**WORK TASK:**
So long as no pictures are carried over, output the records below exactly.

(DATA RECORDS Opens)

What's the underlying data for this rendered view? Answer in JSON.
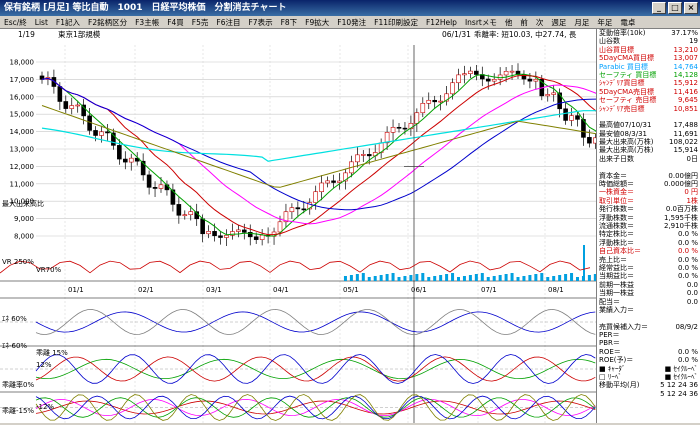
{
  "window": {
    "title": "保有銘柄 [月足] 等比自動　1001　日経平均株価　分割消去チャート"
  },
  "toolbar": [
    "Esc/終",
    "List",
    "F1記入",
    "F2銘柄区分",
    "F3主帳",
    "F4買",
    "F5売",
    "F6注目",
    "F7表示",
    "F8下",
    "F9拡大",
    "F10発注",
    "F11印刷設定",
    "F12Help",
    "Insrtメモ",
    "他",
    "前",
    "次",
    "週足",
    "月足",
    "年足",
    "電卓"
  ],
  "info": {
    "page": "1/19",
    "name": "東京1部規模",
    "date": "06/1/31",
    "detail": "乖離率: 短10.03, 中27.74, 長32.66, 超36.84,"
  },
  "y_axis": [
    "18,000",
    "17,000",
    "16,000",
    "15,000",
    "14,000",
    "13,000",
    "12,000",
    "11,000",
    "10,000",
    "9,000",
    "8,000"
  ],
  "x_axis": [
    "01/1",
    "02/1",
    "03/1",
    "04/1",
    "05/1",
    "06/1",
    "07/1",
    "08/1"
  ],
  "sub_labels": {
    "vol": "最大出来高比",
    "vr": "VR 250%",
    "vr2": "VR70%",
    "rsi1": "ｴﾈ 60%",
    "rsi2": "ｴﾈ-60%",
    "dev1": "乖離 15%",
    "dev2": "乖離率0%",
    "dev3": "乖離-15%",
    "twelve": "12%",
    "twelve2": "-12%",
    "stc": "STC60%"
  },
  "panel": [
    [
      "変動倍率(10k)",
      "37.17%"
    ],
    [
      "山谷数",
      "19"
    ],
    [
      "山谷買目標",
      "13,210"
    ],
    [
      "5DayCMA買目標",
      "13,007"
    ],
    [
      "Parabic 買目標",
      "14,764"
    ],
    [
      "セーフティ 買目標",
      "14,128"
    ],
    [
      "ｼｬﾝﾃﾞﾘｱ買目標",
      "15,912"
    ],
    [
      "5DayCMA売目標",
      "11,416"
    ],
    [
      "セーフティ 売目標",
      "9,645"
    ],
    [
      "ｼｬﾝﾃﾞﾘｱ売目標",
      "10,851"
    ],
    [
      "",
      ""
    ],
    [
      "最高値07/10/31",
      "17,488"
    ],
    [
      "最安値08/3/31",
      "11,691"
    ],
    [
      "最大出来高(万株)",
      "108,022"
    ],
    [
      "最大出来高(万株)",
      "15,914"
    ],
    [
      "出来子日数",
      "0日"
    ],
    [
      "",
      ""
    ],
    [
      "資本金＝",
      "0.00億円"
    ],
    [
      "時価総額＝",
      "0.000億円"
    ],
    [
      "一株資金＝",
      "0 円"
    ],
    [
      "取引単位＝",
      "1株"
    ],
    [
      "発行株数＝",
      "0.0百万株"
    ],
    [
      "浮動株数＝",
      "1,595千株"
    ],
    [
      "流通株数＝",
      "2,910千株"
    ],
    [
      "特定株比＝",
      "0.0 %"
    ],
    [
      "浮動株比＝",
      "0.0 %"
    ],
    [
      "自己資本比＝",
      "0.0 %"
    ],
    [
      "売上比＝",
      "0.0 %"
    ],
    [
      "経常益比＝",
      "0.0 %"
    ],
    [
      "当期益比＝",
      "0.0 %"
    ],
    [
      "前期一株益",
      "0.0"
    ],
    [
      "当期一株益",
      "0.0"
    ],
    [
      "配当＝",
      "0.0"
    ],
    [
      "業績入力＝",
      ""
    ],
    [
      "",
      ""
    ],
    [
      "売買候補入力＝",
      "08/9/2"
    ],
    [
      "PER＝",
      ""
    ],
    [
      "PBR＝",
      ""
    ],
    [
      "ROE＝",
      "0.0 %"
    ],
    [
      "ROE(予)＝",
      "0.0 %"
    ],
    [
      "■ ｷｬｰﾀﾞ",
      "■ ｾｲｸﾙｰﾍﾞ"
    ],
    [
      "□ ﾘｰﾍﾞ",
      "■ ｾｲｸﾙｰﾍﾞ"
    ],
    [
      "移動平均(月)",
      "5 12 24 36"
    ],
    [
      "",
      "5 12 24 36"
    ]
  ]
}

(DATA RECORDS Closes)

**OUTPUT BELOW:**
What's the underlying data for this rendered view? Answer in JSON.
{
  "window": {
    "title": "保有銘柄 [月足] 等比自動　1001　日経平均株価　分割消去チャート"
  },
  "toolbar": [
    "Esc/終",
    "List",
    "F1記入",
    "F2銘柄区分",
    "F3主帳",
    "F4買",
    "F5売",
    "F6注目",
    "F7表示",
    "F8下",
    "F9拡大",
    "F10発注",
    "F11印刷設定",
    "F12Help",
    "Insrtメモ",
    "他",
    "前",
    "次",
    "週足",
    "月足",
    "年足",
    "電卓"
  ],
  "info": {
    "page": "1/19",
    "name": "東京1部規模",
    "date": "06/1/31",
    "detail": "乖離率: 短10.03, 中27.74, 長32.66, 超36.84,"
  },
  "y_axis": [
    "18,000",
    "17,000",
    "16,000",
    "15,000",
    "14,000",
    "13,000",
    "12,000",
    "11,000",
    "10,000",
    "9,000",
    "8,000"
  ],
  "x_axis": [
    "01/1",
    "02/1",
    "03/1",
    "04/1",
    "05/1",
    "06/1",
    "07/1",
    "08/1"
  ],
  "sub_labels": {
    "vol": "最大出来高比",
    "vr": "VR 250%",
    "vr2": "VR70%",
    "rsi1": "ｴﾈ 60%",
    "rsi2": "ｴﾈ-60%",
    "dev1": "乖離 15%",
    "dev2": "乖離率0%",
    "dev3": "乖離-15%",
    "twelve": "12%",
    "twelve2": "-12%",
    "stc": "STC60%"
  },
  "panel": [
    [
      "変動倍率(10k)",
      "37.17%"
    ],
    [
      "山谷数",
      "19"
    ],
    [
      "山谷買目標",
      "13,210"
    ],
    [
      "5DayCMA買目標",
      "13,007"
    ],
    [
      "Parabic 買目標",
      "14,764"
    ],
    [
      "セーフティ 買目標",
      "14,128"
    ],
    [
      "ｼｬﾝﾃﾞﾘｱ買目標",
      "15,912"
    ],
    [
      "5DayCMA売目標",
      "11,416"
    ],
    [
      "セーフティ 売目標",
      "9,645"
    ],
    [
      "ｼｬﾝﾃﾞﾘｱ売目標",
      "10,851"
    ],
    [
      "",
      ""
    ],
    [
      "最高値07/10/31",
      "17,488"
    ],
    [
      "最安値08/3/31",
      "11,691"
    ],
    [
      "最大出来高(万株)",
      "108,022"
    ],
    [
      "最大出来高(万株)",
      "15,914"
    ],
    [
      "出来子日数",
      "0日"
    ],
    [
      "",
      ""
    ],
    [
      "資本金＝",
      "0.00億円"
    ],
    [
      "時価総額＝",
      "0.000億円"
    ],
    [
      "一株資金＝",
      "0 円"
    ],
    [
      "取引単位＝",
      "1株"
    ],
    [
      "発行株数＝",
      "0.0百万株"
    ],
    [
      "浮動株数＝",
      "1,595千株"
    ],
    [
      "流通株数＝",
      "2,910千株"
    ],
    [
      "特定株比＝",
      "0.0 %"
    ],
    [
      "浮動株比＝",
      "0.0 %"
    ],
    [
      "自己資本比＝",
      "0.0 %"
    ],
    [
      "売上比＝",
      "0.0 %"
    ],
    [
      "経常益比＝",
      "0.0 %"
    ],
    [
      "当期益比＝",
      "0.0 %"
    ],
    [
      "前期一株益",
      "0.0"
    ],
    [
      "当期一株益",
      "0.0"
    ],
    [
      "配当＝",
      "0.0"
    ],
    [
      "業績入力＝",
      ""
    ],
    [
      "",
      ""
    ],
    [
      "売買候補入力＝",
      "08/9/2"
    ],
    [
      "PER＝",
      ""
    ],
    [
      "PBR＝",
      ""
    ],
    [
      "ROE＝",
      "0.0 %"
    ],
    [
      "ROE(予)＝",
      "0.0 %"
    ],
    [
      "■ ｷｬｰﾀﾞ",
      "■ ｾｲｸﾙｰﾍﾞ"
    ],
    [
      "□ ﾘｰﾍﾞ",
      "■ ｾｲｸﾙｰﾍﾞ"
    ],
    [
      "移動平均(月)",
      "5 12 24 36"
    ],
    [
      "",
      "5 12 24 36"
    ]
  ]
}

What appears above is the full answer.